- if you use keyboard navigation then respond to the arrow keys as I'm
left handed. (WSAD doesn't work for me)
- You must have energy for the ship.
- you need an energy bar to represent the remaining energy. You should
start out with 1000 energy
- Each shot should take 40 energy.
- Each enemy hit should return 20 energy to the ship
- You must have 20 moving enemies that work like the hamburgers in the
first level of megamania. (the hamburgers)
- these enemies can be any image you want so long as they are not used
elsewhere in the program, have a transparent background, and are
appropriate for classroom use.
- The enemies must be in three rows with alternating locations like in
the hamburger level.
- The enemies must move horizontally across the screen - exiting from
the right hand of the screen and reentering on the left.
- The enemies must shoot occasionally. One enemy should shoot every
1-5 seconds. (accomplish that how you like)
- You must have a way of letting the player ship shoot.
- the shot should use energy as detailed above.
- if a shot hits an enemy, then the shot and the enemy should
- the ship should also regain 20 energy when the shop collides with
- The players score should go up by 40 when the enemy is destroyed.
- if a shot hits an enemy shot, both shots should disappear.
- Your player has three extra ships/ lives at the start of the game
- represent this in your game somewhere so the player can see how many
ships the player has remaining.
- Each time the players ship 'dies' (collides with an enemy or hit by
an enemy shot)
- if there is a remaining ship, the player should have a new ship
appear about a second later. It should be invulnerable to shots for
- this uses up one of the lives.
- when the last ship/life dies, the game should end.
- when the game ends this way, stop the game and show the user
his/her score and tell them he/she has lost
- If the player destroys all of the enemies then
- move to a second level, repeat the first with a different image and
a different movement pattern
- for every remaining energy point remaining, add one to the players
- display the players score somewhere that the player can see.
- For every thousand points that the player scores, the player gets an
- if the player clears the entire second level, the player wins the
- stop the game and display the players score and a message about the
I anticipate that this project will be worth about 260 points. That
should put the following extra credit possibilities in context. In
order to get extra credit, you must finish the main program above before
doing the extra credit. For extra credit you may do any of all of
- For 30 points: add the following sounds to your game.
- Have a sound for firing,
- a sound to begin the round
- a sound when an enemy is destroyed
- a sound when the players ship is destroyed
- a sound for winning
- a sound for losing the game
- For 25 points
- add another level with a third type of enemy and a third type of
- For 15 extra points
- When the game is over there should be a way to restart the game
without restarting the program.
You must satisfy the following constraints on your program
Your program should be well commented
No one method may be longer than 25 lines of code long
(Lines with only braces on them don't count. Since comments and
white space aren't code, they do not count either.)
Make sure each of your classes represents only a single concept.

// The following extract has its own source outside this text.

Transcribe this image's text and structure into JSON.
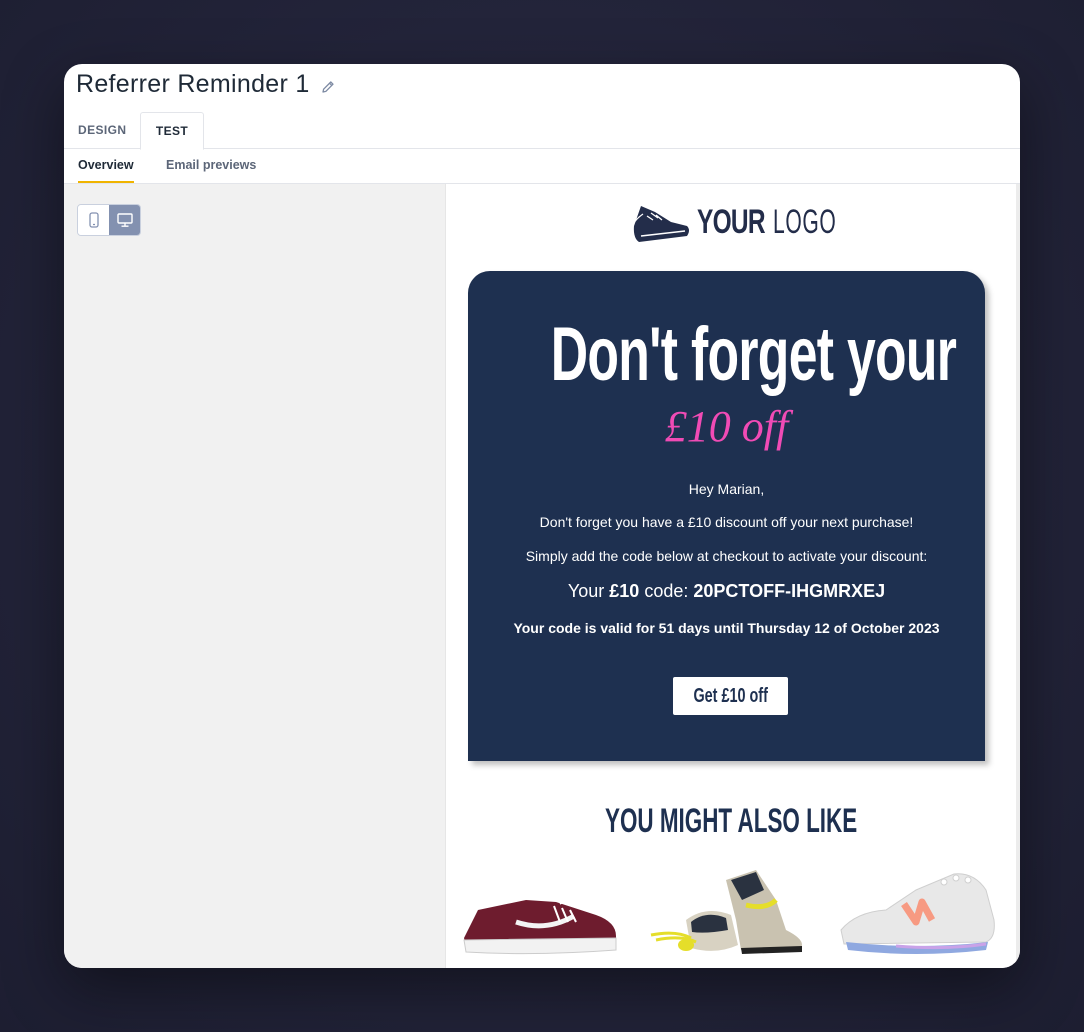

You will need classes for at least the player ship, the enemies
and the game, and probably more than that.
When your program is ready, you need to write a readme.txt file that
provides me the following information:
The name of your java files (and the
names of any extra non-public classes that are contained in the file.
The implementation decisions that you
made. Why did you solve the problem the way that you did?
- Did you implement any extra credit? if so what?
Directions on running and using your
program. Especially anything that might not be the same for all
students. Give me directions for
running your game. How do I control the ship? how do I fire?
And any problems or bugs left in your program. If your program
doesn't quite work in some situations, tell me about it. If your
program doesn't run or compile, I want to know that before I try.
When your readme and your code is ready, zip up your files and submit them
online as you have done for the recent labs